The records below hold pictures; please leave those out and retype the rest exactly.

● Available data:
=-=-=-=-=

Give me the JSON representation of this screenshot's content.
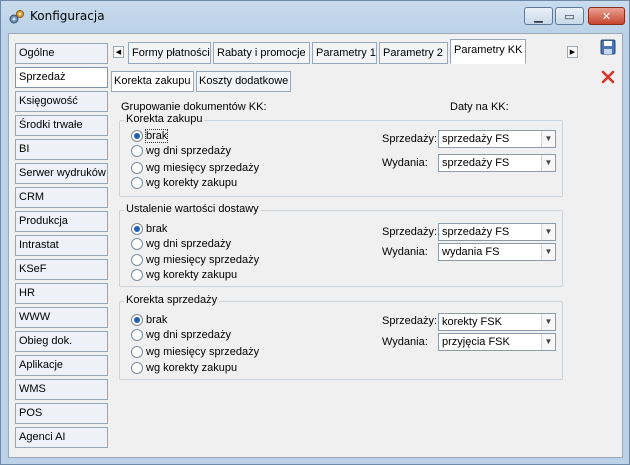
{
  "window": {
    "title": "Konfiguracja"
  },
  "nav": {
    "items": [
      "Ogólne",
      "Sprzedaż",
      "Księgowość",
      "Środki trwałe",
      "BI",
      "Serwer wydruków",
      "CRM",
      "Produkcja",
      "Intrastat",
      "KSeF",
      "HR",
      "WWW",
      "Obieg dok.",
      "Aplikacje",
      "WMS",
      "POS",
      "Agenci AI"
    ],
    "active": "Sprzedaż"
  },
  "tabs": {
    "items": [
      "Formy płatności",
      "Rabaty i promocje",
      "Parametry 1",
      "Parametry 2",
      "Parametry KK"
    ],
    "active": "Parametry KK"
  },
  "subtabs": {
    "items": [
      "Korekta zakupu",
      "Koszty dodatkowe"
    ],
    "active": "Korekta zakupu"
  },
  "main": {
    "grouping_label": "Grupowanie dokumentów KK:",
    "dates_label": "Daty na KK:",
    "sales_label": "Sprzedaży:",
    "issue_label": "Wydania:",
    "radio_options": [
      "brak",
      "wg dni sprzedaży",
      "wg miesięcy sprzedaży",
      "wg korekty zakupu"
    ],
    "groups": [
      {
        "title": "Korekta zakupu",
        "selected": "brak",
        "sales": "sprzedaży FS",
        "issue": "sprzedaży FS"
      },
      {
        "title": "Ustalenie wartości dostawy",
        "selected": "brak",
        "sales": "sprzedaży FS",
        "issue": "wydania FS"
      },
      {
        "title": "Korekta sprzedaży",
        "selected": "brak",
        "sales": "korekty FSK",
        "issue": "przyjęcia FSK"
      }
    ]
  },
  "icons": {
    "save": "save-icon",
    "cancel": "close-icon"
  }
}
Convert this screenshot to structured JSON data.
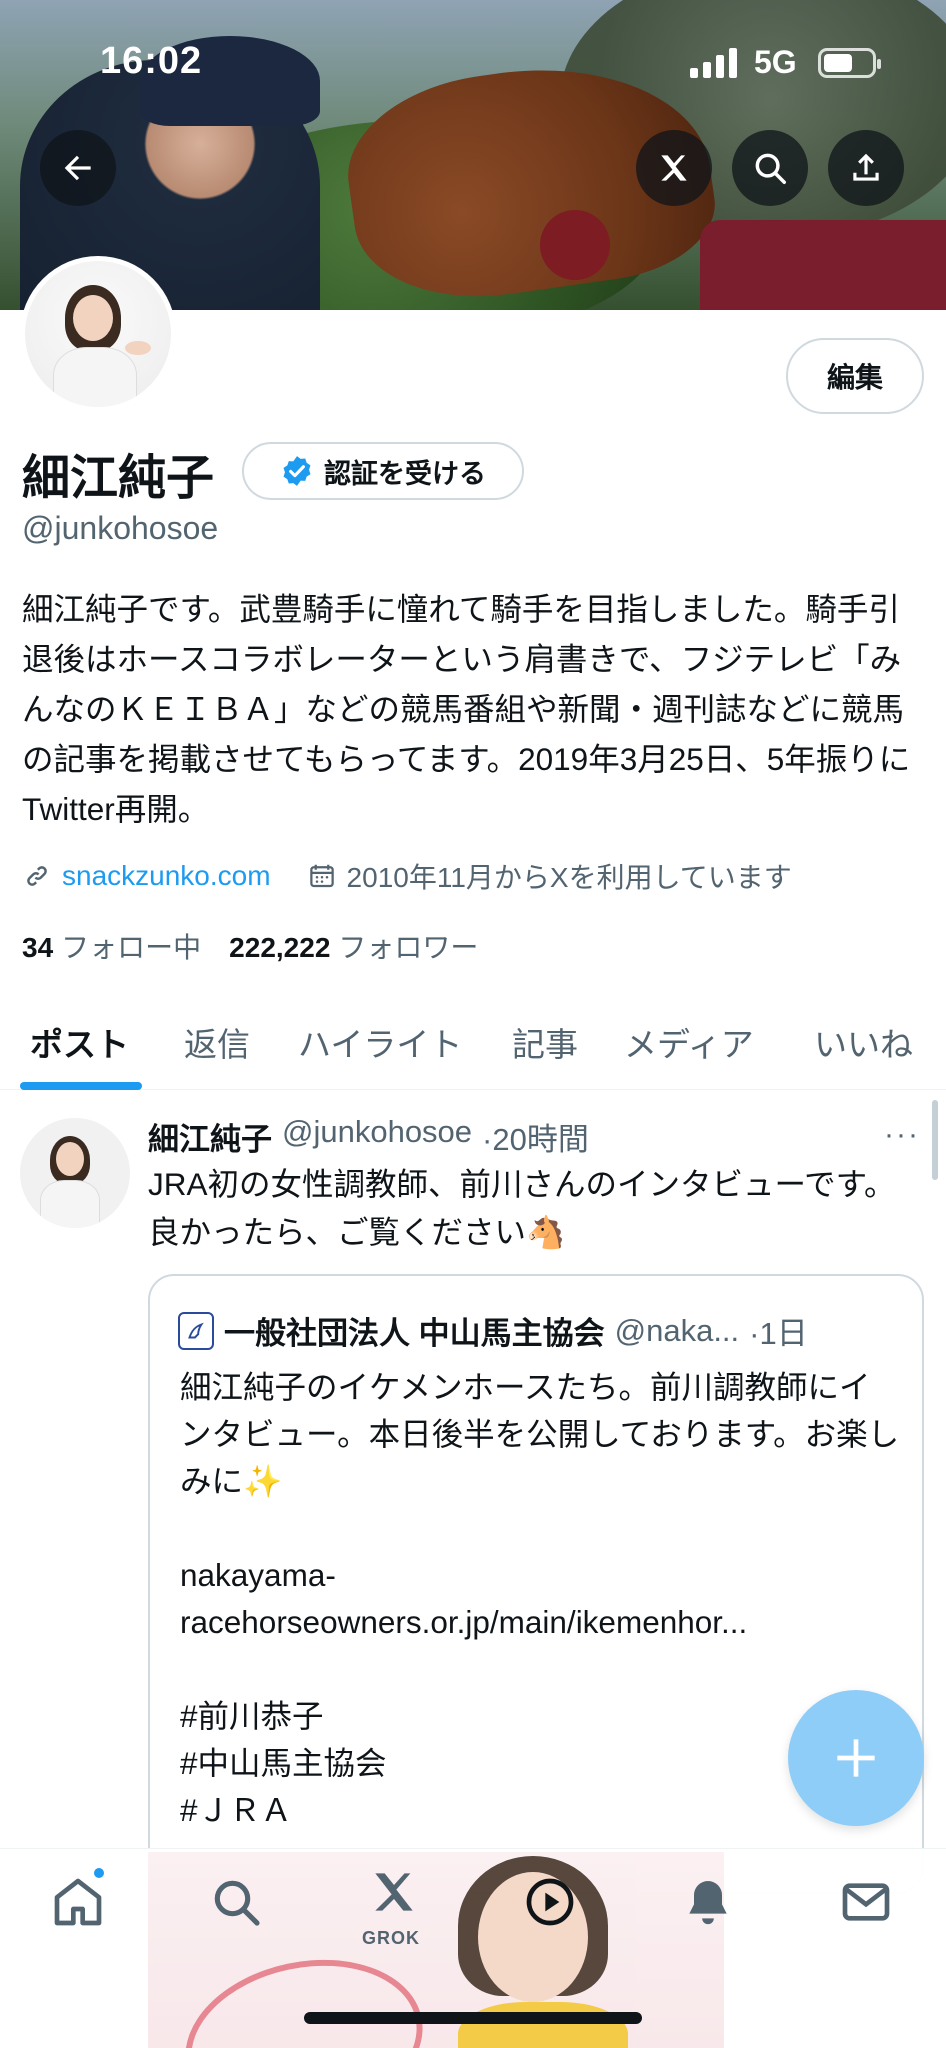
{
  "status_bar": {
    "time": "16:02",
    "network": "5G",
    "battery_level": 0.6
  },
  "header": {
    "back_icon": "arrow-left-icon",
    "grok_icon": "grok-icon",
    "search_icon": "search-icon",
    "share_icon": "share-icon"
  },
  "profile": {
    "name": "細江純子",
    "verify_label": "認証を受ける",
    "handle": "@junkohosoe",
    "edit_label": "編集",
    "bio": "細江純子です。武豊騎手に憧れて騎手を目指しました。騎手引退後はホースコラボレーターという肩書きで、フジテレビ「みんなのＫＥＩＢＡ」などの競馬番組や新聞・週刊誌などに競馬の記事を掲載させてもらってます。2019年3月25日、5年振りにTwitter再開。",
    "website": "snackzunko.com",
    "joined": "2010年11月からXを利用しています",
    "following_count": "34",
    "following_label": "フォロー中",
    "followers_count": "222,222",
    "followers_label": "フォロワー"
  },
  "tabs": [
    {
      "label": "ポスト",
      "active": true
    },
    {
      "label": "返信",
      "active": false
    },
    {
      "label": "ハイライト",
      "active": false
    },
    {
      "label": "記事",
      "active": false
    },
    {
      "label": "メディア",
      "active": false
    },
    {
      "label": "いいね",
      "active": false
    }
  ],
  "post": {
    "author": "細江純子",
    "handle": "@junkohosoe",
    "time": "·20時間",
    "more": "···",
    "text": "JRA初の女性調教師、前川さんのインタビューです。良かったら、ご覧ください🐴",
    "quote": {
      "author": "一般社団法人 中山馬主協会",
      "handle": "@naka...",
      "time": "·1日",
      "text": "細江純子のイケメンホースたち。前川調教師にインタビュー。本日後半を公開しております。お楽しみに✨\n\nnakayama-racehorseowners.or.jp/main/ikemenhor...\n\n#前川恭子\n#中山馬主協会\n#ＪＲＡ"
    }
  },
  "fab": {
    "icon": "plus-icon"
  },
  "bottom_nav": {
    "items": [
      "home-icon",
      "search-icon",
      "grok-icon",
      "notifications-icon",
      "messages-icon"
    ],
    "grok_label": "GROK",
    "accent": "#1d9bf0"
  }
}
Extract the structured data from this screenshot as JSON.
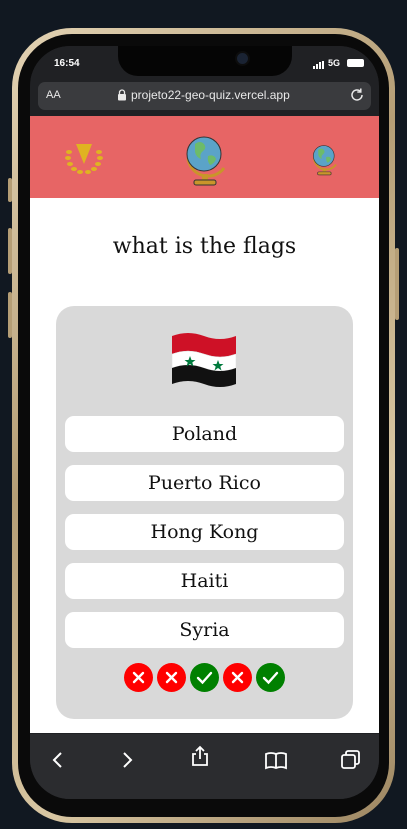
{
  "status": {
    "time": "16:54",
    "network": "5G"
  },
  "browser": {
    "text_size_label": "AA",
    "url": "projeto22-geo-quiz.vercel.app"
  },
  "header": {
    "left_icon": "laurel-wreath-icon",
    "center_icon": "globe-icon",
    "right_icon": "globe-icon"
  },
  "quiz": {
    "title": "what is the flags",
    "flag": {
      "country_icon": "syria-flag",
      "colors": [
        "#ce1126",
        "#ffffff",
        "#000000",
        "#007a3d"
      ]
    },
    "answers": [
      "Poland",
      "Puerto Rico",
      "Hong Kong",
      "Haiti",
      "Syria"
    ],
    "results": [
      "wrong",
      "wrong",
      "correct",
      "wrong",
      "correct"
    ],
    "colors": {
      "wrong": "#ff0000",
      "correct": "#008000"
    }
  },
  "colors": {
    "header_bg": "#e76565",
    "card_bg": "#d9d9d9"
  },
  "toolbar": [
    "back-icon",
    "forward-icon",
    "share-icon",
    "bookmarks-icon",
    "tabs-icon"
  ]
}
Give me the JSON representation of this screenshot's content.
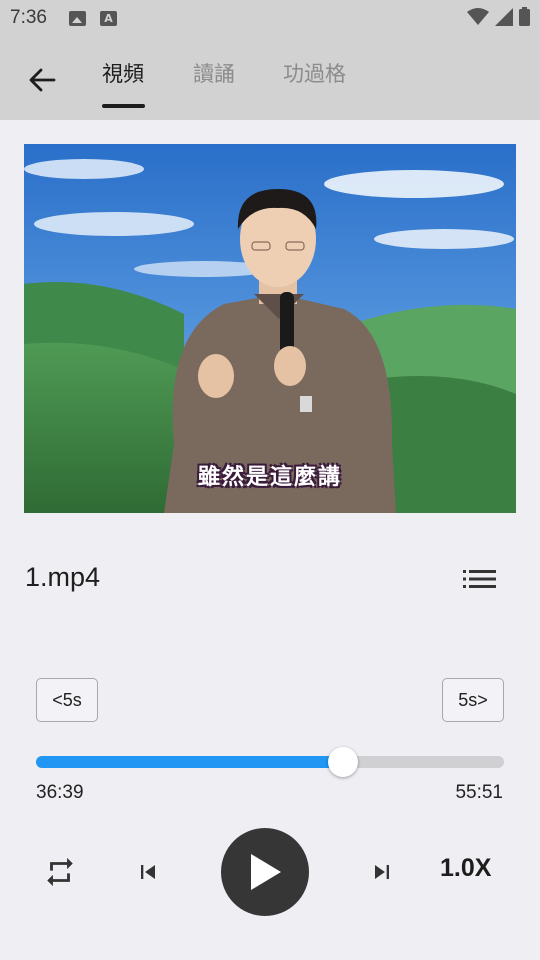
{
  "status_bar": {
    "time": "7:36",
    "left_icons": [
      "image-icon",
      "text-a-icon"
    ],
    "right_icons": [
      "wifi-icon",
      "signal-icon",
      "battery-icon"
    ],
    "text_icon_label": "A"
  },
  "header": {
    "tabs": [
      {
        "label": "視頻",
        "active": true
      },
      {
        "label": "讀誦",
        "active": false
      },
      {
        "label": "功過格",
        "active": false
      }
    ]
  },
  "video": {
    "subtitle": "雖然是這麼講"
  },
  "player": {
    "file_name": "1.mp4",
    "rewind_label": "<5s",
    "forward_label": "5s>",
    "elapsed": "36:39",
    "duration": "55:51",
    "progress_fraction": 0.657,
    "speed": "1.0X"
  },
  "colors": {
    "accent": "#2196f3",
    "header_bg": "#d2d2d2",
    "page_bg": "#efeef3",
    "play_button": "#363636"
  }
}
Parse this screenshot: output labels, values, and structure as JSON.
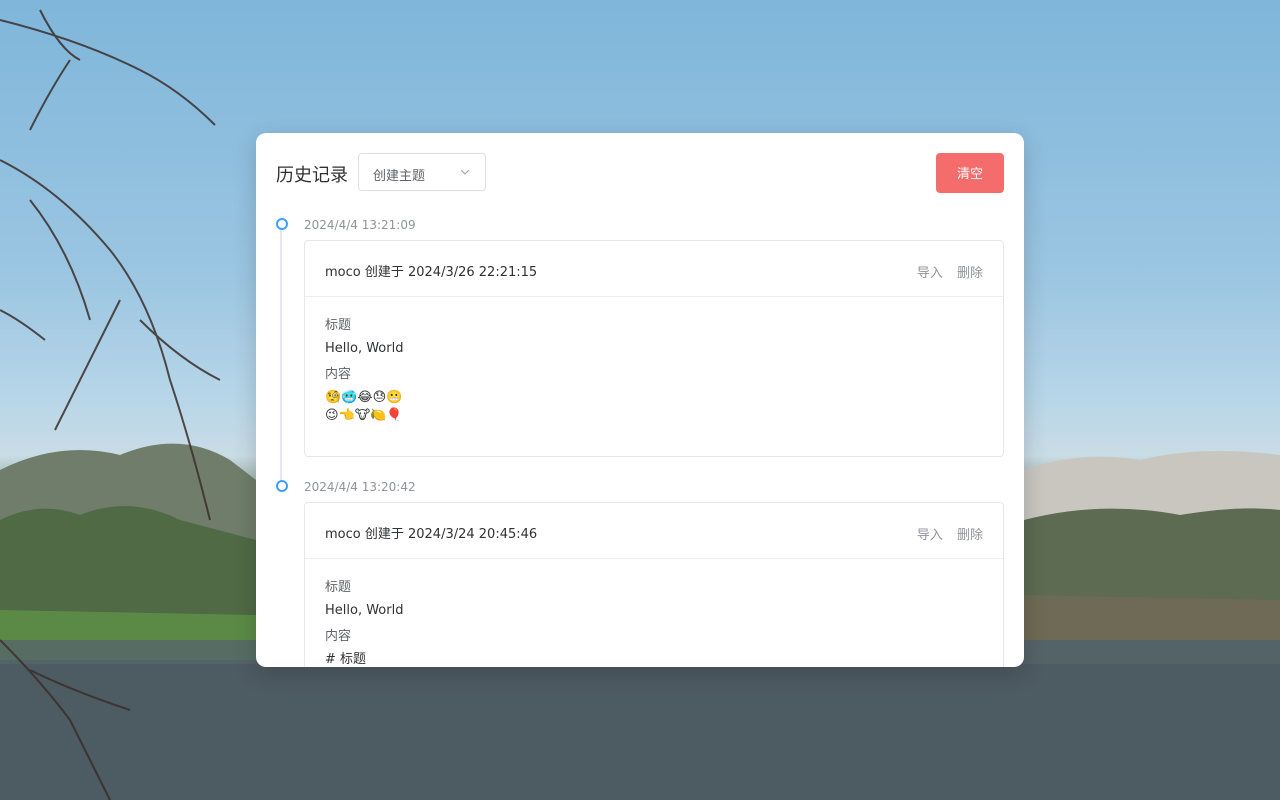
{
  "header": {
    "title": "历史记录",
    "select_value": "创建主题",
    "clear_label": "清空"
  },
  "entries": [
    {
      "timestamp": "2024/4/4 13:21:09",
      "author_line": "moco 创建于 2024/3/26 22:21:15",
      "import_label": "导入",
      "delete_label": "删除",
      "title_label": "标题",
      "title_value": "Hello, World",
      "content_label": "内容",
      "content_line1": "🧐🥶😂😓😬",
      "content_line2": "😉👈🐮🍋🎈"
    },
    {
      "timestamp": "2024/4/4 13:20:42",
      "author_line": "moco 创建于 2024/3/24 20:45:46",
      "import_label": "导入",
      "delete_label": "删除",
      "title_label": "标题",
      "title_value": "Hello, World",
      "content_label": "内容",
      "content_line1": "# 标题"
    }
  ],
  "colors": {
    "danger": "#f56c6c",
    "timeline_dot": "#409eff"
  }
}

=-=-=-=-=

● Response:
Give me the JSON representation of this screenshot's content.
{
  "window": {
    "title": "Konfiguracja"
  },
  "nav": {
    "items": [
      "Ogólne",
      "Sprzedaż",
      "Księgowość",
      "Środki trwałe",
      "BI",
      "Serwer wydruków",
      "CRM",
      "Produkcja",
      "Intrastat",
      "KSeF",
      "HR",
      "WWW",
      "Obieg dok.",
      "Aplikacje",
      "WMS",
      "POS",
      "Agenci AI"
    ],
    "active": "Sprzedaż"
  },
  "tabs": {
    "items": [
      "Formy płatności",
      "Rabaty i promocje",
      "Parametry 1",
      "Parametry 2",
      "Parametry KK"
    ],
    "active": "Parametry KK"
  },
  "subtabs": {
    "items": [
      "Korekta zakupu",
      "Koszty dodatkowe"
    ],
    "active": "Korekta zakupu"
  },
  "main": {
    "grouping_label": "Grupowanie dokumentów KK:",
    "dates_label": "Daty na KK:",
    "sales_label": "Sprzedaży:",
    "issue_label": "Wydania:",
    "radio_options": [
      "brak",
      "wg dni sprzedaży",
      "wg miesięcy sprzedaży",
      "wg korekty zakupu"
    ],
    "groups": [
      {
        "title": "Korekta zakupu",
        "selected": "brak",
        "sales": "sprzedaży FS",
        "issue": "sprzedaży FS"
      },
      {
        "title": "Ustalenie wartości dostawy",
        "selected": "brak",
        "sales": "sprzedaży FS",
        "issue": "wydania FS"
      },
      {
        "title": "Korekta sprzedaży",
        "selected": "brak",
        "sales": "korekty FSK",
        "issue": "przyjęcia FSK"
      }
    ]
  },
  "icons": {
    "save": "save-icon",
    "cancel": "close-icon"
  }
}
Convert this screenshot to structured JSON data.
{
  "status_bar": {
    "time": "16:02",
    "network": "5G",
    "battery_level": 0.6
  },
  "header": {
    "back_icon": "arrow-left-icon",
    "grok_icon": "grok-icon",
    "search_icon": "search-icon",
    "share_icon": "share-icon"
  },
  "profile": {
    "name": "細江純子",
    "verify_label": "認証を受ける",
    "handle": "@junkohosoe",
    "edit_label": "編集",
    "bio": "細江純子です。武豊騎手に憧れて騎手を目指しました。騎手引退後はホースコラボレーターという肩書きで、フジテレビ「みんなのＫＥＩＢＡ」などの競馬番組や新聞・週刊誌などに競馬の記事を掲載させてもらってます。2019年3月25日、5年振りにTwitter再開。",
    "website": "snackzunko.com",
    "joined": "2010年11月からXを利用しています",
    "following_count": "34",
    "following_label": "フォロー中",
    "followers_count": "222,222",
    "followers_label": "フォロワー"
  },
  "tabs": [
    {
      "label": "ポスト",
      "active": true
    },
    {
      "label": "返信",
      "active": false
    },
    {
      "label": "ハイライト",
      "active": false
    },
    {
      "label": "記事",
      "active": false
    },
    {
      "label": "メディア",
      "active": false
    },
    {
      "label": "いいね",
      "active": false
    }
  ],
  "post": {
    "author": "細江純子",
    "handle": "@junkohosoe",
    "time": "·20時間",
    "more": "···",
    "text": "JRA初の女性調教師、前川さんのインタビューです。良かったら、ご覧ください🐴",
    "quote": {
      "author": "一般社団法人 中山馬主協会",
      "handle": "@naka...",
      "time": "·1日",
      "text": "細江純子のイケメンホースたち。前川調教師にインタビュー。本日後半を公開しております。お楽しみに✨\n\nnakayama-racehorseowners.or.jp/main/ikemenhor...\n\n#前川恭子\n#中山馬主協会\n#ＪＲＡ"
    }
  },
  "fab": {
    "icon": "plus-icon"
  },
  "bottom_nav": {
    "items": [
      "home-icon",
      "search-icon",
      "grok-icon",
      "notifications-icon",
      "messages-icon"
    ],
    "grok_label": "GROK",
    "accent": "#1d9bf0"
  }
}
Extract the structured data from this screenshot as JSON.
{
  "status": {
    "time": "16:54",
    "network": "5G"
  },
  "browser": {
    "text_size_label": "AA",
    "url": "projeto22-geo-quiz.vercel.app"
  },
  "header": {
    "left_icon": "laurel-wreath-icon",
    "center_icon": "globe-icon",
    "right_icon": "globe-icon"
  },
  "quiz": {
    "title": "what is the flags",
    "flag": {
      "country_icon": "syria-flag",
      "colors": [
        "#ce1126",
        "#ffffff",
        "#000000",
        "#007a3d"
      ]
    },
    "answers": [
      "Poland",
      "Puerto Rico",
      "Hong Kong",
      "Haiti",
      "Syria"
    ],
    "results": [
      "wrong",
      "wrong",
      "correct",
      "wrong",
      "correct"
    ],
    "colors": {
      "wrong": "#ff0000",
      "correct": "#008000"
    }
  },
  "colors": {
    "header_bg": "#e76565",
    "card_bg": "#d9d9d9"
  },
  "toolbar": [
    "back-icon",
    "forward-icon",
    "share-icon",
    "bookmarks-icon",
    "tabs-icon"
  ]
}
Give me the JSON representation of this screenshot's content.
{
  "status_bar": {
    "time": "7:36",
    "left_icons": [
      "image-icon",
      "text-a-icon"
    ],
    "right_icons": [
      "wifi-icon",
      "signal-icon",
      "battery-icon"
    ],
    "text_icon_label": "A"
  },
  "header": {
    "tabs": [
      {
        "label": "視頻",
        "active": true
      },
      {
        "label": "讀誦",
        "active": false
      },
      {
        "label": "功過格",
        "active": false
      }
    ]
  },
  "video": {
    "subtitle": "雖然是這麼講"
  },
  "player": {
    "file_name": "1.mp4",
    "rewind_label": "<5s",
    "forward_label": "5s>",
    "elapsed": "36:39",
    "duration": "55:51",
    "progress_fraction": 0.657,
    "speed": "1.0X"
  },
  "colors": {
    "accent": "#2196f3",
    "header_bg": "#d2d2d2",
    "page_bg": "#efeef3",
    "play_button": "#363636"
  }
}
Parse this screenshot: output labels, values, and structure as JSON.
{
  "header": {
    "title": "历史记录",
    "select_value": "创建主题",
    "clear_label": "清空"
  },
  "entries": [
    {
      "timestamp": "2024/4/4 13:21:09",
      "author_line": "moco 创建于 2024/3/26 22:21:15",
      "import_label": "导入",
      "delete_label": "删除",
      "title_label": "标题",
      "title_value": "Hello, World",
      "content_label": "内容",
      "content_line1": "🧐🥶😂😓😬",
      "content_line2": "😉👈🐮🍋🎈"
    },
    {
      "timestamp": "2024/4/4 13:20:42",
      "author_line": "moco 创建于 2024/3/24 20:45:46",
      "import_label": "导入",
      "delete_label": "删除",
      "title_label": "标题",
      "title_value": "Hello, World",
      "content_label": "内容",
      "content_line1": "# 标题"
    }
  ],
  "colors": {
    "danger": "#f56c6c",
    "timeline_dot": "#409eff"
  }
}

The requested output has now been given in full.